## Feedback Delay Networks (FDN)

The FDN can be seen as a vector feedback comb filter,3.10obtained by replacing the delay line with a diagonal delay matrix (defined in Eq.(2.10) below), and replacing the feedback gain by the product of a diagonal matrix times an orthogonal matrix , as shown in Fig.2.28 for . The time-update for this FDN can be written as

 (3.6)

with the outputs given by

 (3.7)

or, in frequency-domain vector notation,
 (3.8) (3.9)

where

 (3.10)

### FDN and State Space Descriptions

When in Eq.(2.10), the FDN (Fig.2.28) reduces to a normal state-space model1.3.7),

 (3.11)

The matrix is the state transition matrix. The vector holds the state variables that determine the state of the system at time . The order of a state-space system is equal to the number of state variables, i.e., the dimensionality of . The input and output signals have been trivially redefined as

to follow normal convention for state-space form.

Thus, an FDN can be viewed as a generalized state-space model for a class of th-order linear systems--generalized'' in the sense that unit delays are replaced by arbitrary delays. This correspondence is valuable for analysis because tools for state-space analysis are well known and included in many software libraries such as with matlab.

### Single-Input, Single-Output (SISO) FDN

When there is only one input signal , the input vector in Fig.2.28 can be defined as the scalar input times a vector of gains:

where is an matrix. Similarly, a single output can be created by taking an arbitrary linear combination of the components of . An example single-input, single-output (SISO) FDN for is shown in Fig.2.29.

Note that when , this system is capable of realizing any transfer function of the form

By elementary state-space analysis [449, Appendix E], the transfer function can be written in terms of the FDN system parameters as

where denotes the identity matrix.
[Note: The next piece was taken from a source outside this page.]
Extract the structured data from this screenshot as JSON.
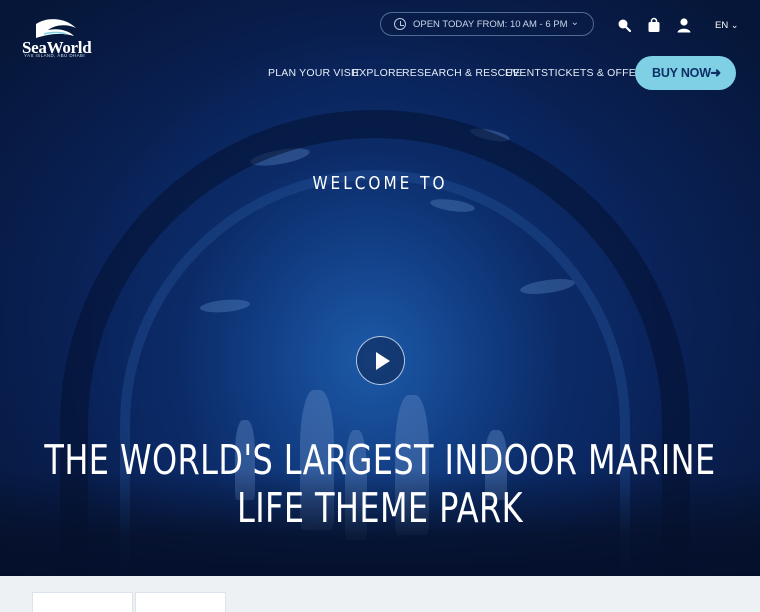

This is easy to show by taking the z transform of the impulse response of the system.

The more general case shown in Fig.2.29 can be handled in one of two ways: (1) the matrices can be augmented to order such that the three delay lines are replaced by unit-sample delays, or (2) ordinary state-space analysis may be generalized to non-unit delays, yielding

where denotes the matrix transpose of , and

In FDN reverberation applications, , where is an orthogonal matrix, for reasons addressed below, and is a diagonal matrix of lowpass filters, each having gain bounded by 1. In certain applications, the subset of orthogonal matrices known as circulant matrices have advantages [385].

### FDNStability

Stability of the FDN is assured when some norm [451] of the state vector decreases over time when the input signal is zero [220, Lyapunov stability theory'']. That is, a sufficient condition for FDN stability is

 (3.12)

for all , where denotes the norm of , and

Using the augmented state-space analysis mentioned above, the inequality of Eq.(2.12) holds under the norm [451] whenever the feedback matrix in Eq.(2.6) satisfies [473]

 (3.13)

for all , where denotes the norm, defined by

In other words, stability is guaranteed when the feedback matrix decreases the norm of its input vector.

The matrix norm corresponding to any vector norm may be defined for the matrix as

where denotes the norm of the vector . In other words, the matrix norm induced'' by a vector norm is given by the maximum of over all unit-length vectors in the space. When the vector norm is the norm, the induced matrix norm is often called the spectral norm. Thus, Eq.(2.13) can be restated as

 (3.14)

where denotes the spectral norm of .

It can be shown [167] that the spectral norm of a matrix is given by the largest singular value of ( ''), and that this is equal to the square-root of the largest eigenvalue of , where denotes the matrix transpose of the real matrix .3.11

Since every orthogonal matrix has spectral norm 1,3.12 a wide variety of stable feedback matrices can be parametrized as

where is any orthogonal matrix, and is a diagonal matrix having entries less than 1 in magnitude:

An alternative stability proof may be based on showing that an FDN is a special case of a passive digital waveguide network (derived in §C.15). This analysis reveals that the FDN is lossless if and only if the feedback matrix has unit-modulus eigenvalues and linearly independent eigenvectors.

Next Section:
Allpass Filters
Previous Section:
Comb Filters